Jean-Thomas Tremblay


Research Interests: 

20th and 21st century U.S. and Canadian literatures; experimental literature; French studies; feminism; queer theory; critical race studies; disability studies; social movements; life sciences and ecology.

Dissertation Title: 

"We Don't Breathe Alone: Forms of Encounter in Anglophone North America Since the 1970s"


20th/21st Century Workshop (co-coordinator in 2016-2017), Gender and Sexuality Studies Working Group (co-coordinator in 2017-2018), Gender and Sexuality Studies Workshop


Peer-Reviewed Articles

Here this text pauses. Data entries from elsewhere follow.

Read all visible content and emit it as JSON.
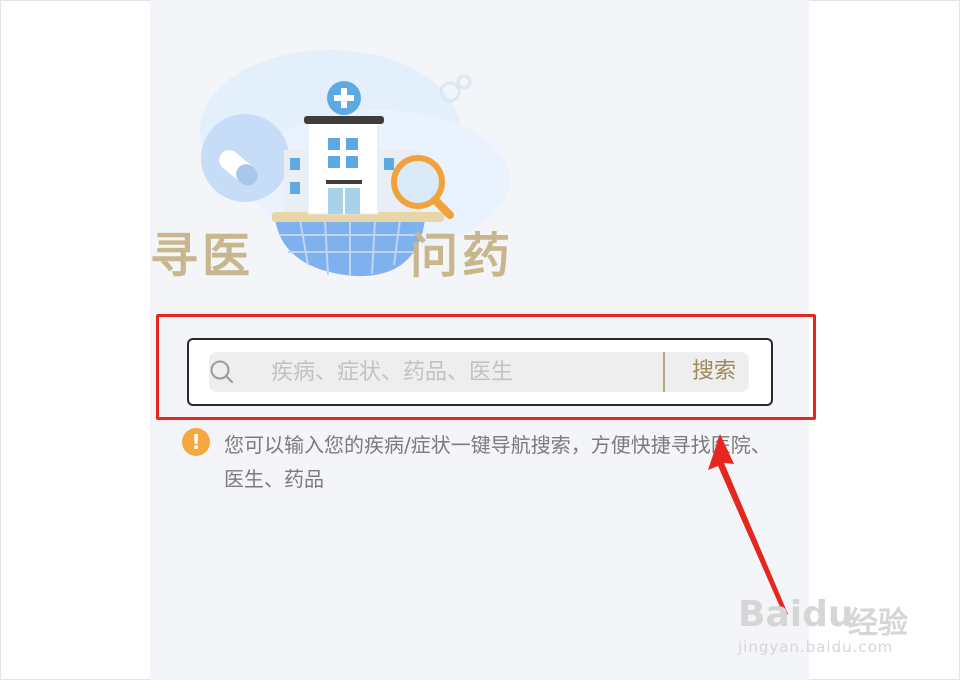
{
  "hero": {
    "title_left": "寻医",
    "title_right": "问药"
  },
  "search": {
    "placeholder": "疾病、症状、药品、医生",
    "value": "",
    "button_label": "搜索"
  },
  "tip": {
    "icon": "exclamation-icon",
    "icon_glyph": "!",
    "text": "您可以输入您的疾病/症状一键导航搜索，方便快捷寻找医院、医生、药品"
  },
  "watermark": {
    "brand": "Baidu",
    "suffix": "经验",
    "url": "jingyan.baidu.com"
  },
  "colors": {
    "accent_gold": "#c8b68d",
    "highlight_red": "#e5271f",
    "tip_orange": "#f5a83d",
    "page_bg": "#f4f5f9"
  }
}
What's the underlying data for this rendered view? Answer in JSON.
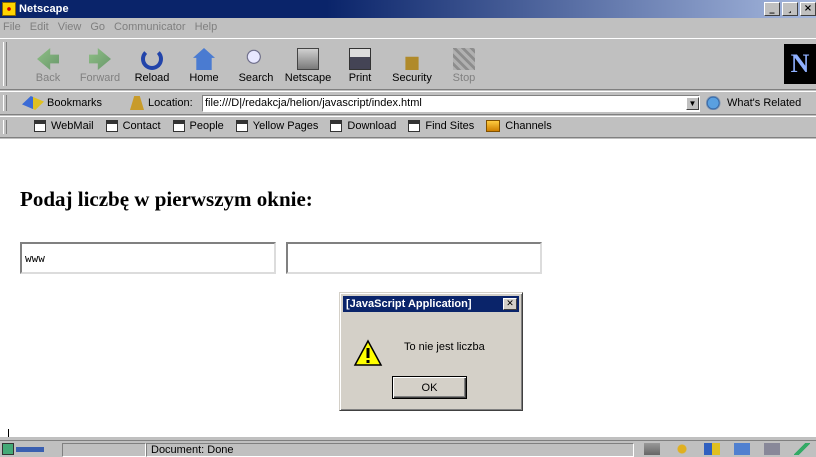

  • “An Aesthetics and Ethics of Emergence, or Thinking with Luce Irigaray’s Interval of Difference,” Criticism 59, no. 2 (2017): forthcoming
  • “Room for Critique: The Spaces of Institutional Disillusionment of 1970s U.S. Feminist Fiction,” Post45 Peer-Reviewed (2016)
  • "Waltz with Manning," Women & Performance: a journal of feminist theory 25, no. 1 (2015): 103-106
  • "On Feeling Political: Negotiating (within) Affective Landscapes and Soundscapes,” PhaenEx 7, no. 2 (2012): 96-123.

Review Essays

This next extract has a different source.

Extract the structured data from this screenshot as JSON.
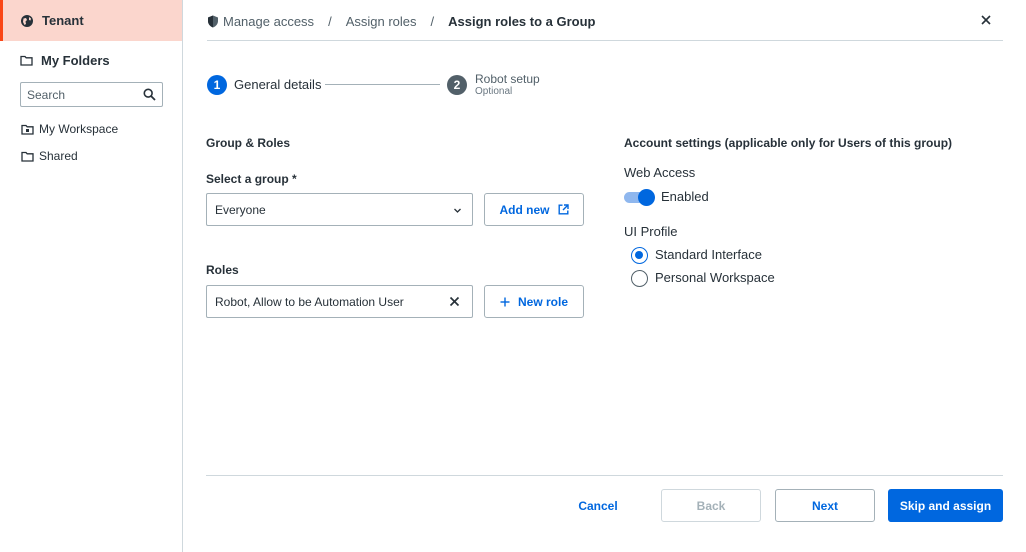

I am a Ph.D. Candidate in English Language and Literature at the University of Chicago. I am also a Social Sciences and Humanities Research Council of Canada doctoral fellow (2013-2017) and a residential fellow in Chicago’s Center for the Study of Gender and Sexuality (2016-2018).

My current research project, “We Don’t Breathe Alone: Forms of Encounter in Anglophone North America Since the 1970s,” explores, across various aesthetic movements and trends, the emergence of breathing as a foremost concept for multiple kinds and scales of encounter–with oneself, the world, alterity, and finitude–at a historical moment when the resources necessary for the reproduction of life, notably breathable air, are widely understood to be endangered. I assemble an archive that spans queer life writing (Dodie Bellamy, CA Conrad, Bob Flanagan), feminist prose and verse (Toni Cade Bambara, Linda Hogan), African American speculative fiction (Samuel Delany, Renee Gladman), and observational documentary (Frederick Wiseman, Allan King) to demonstrate that an aesthetic attention to breathing in contexts where said breathing cannot be taken for granted conveys efforts to configure social and political worlds from openness or vulnerability.

Teaching Experience: 

University of Chicago
As Instructor of Record
Life Writing and Sexuality (Winter 2018)
(Millennium Approaches: Imagining History and the Present in the Late 20th Century), Autumn 2016

As Teaching Assistant
Objects, Things, and Other Things, Autumn 2015

McMaster University
As Teaching Assistant
Studying Culture: An Introduction (Winter 2013)
Film Analysis (Autumn 2012)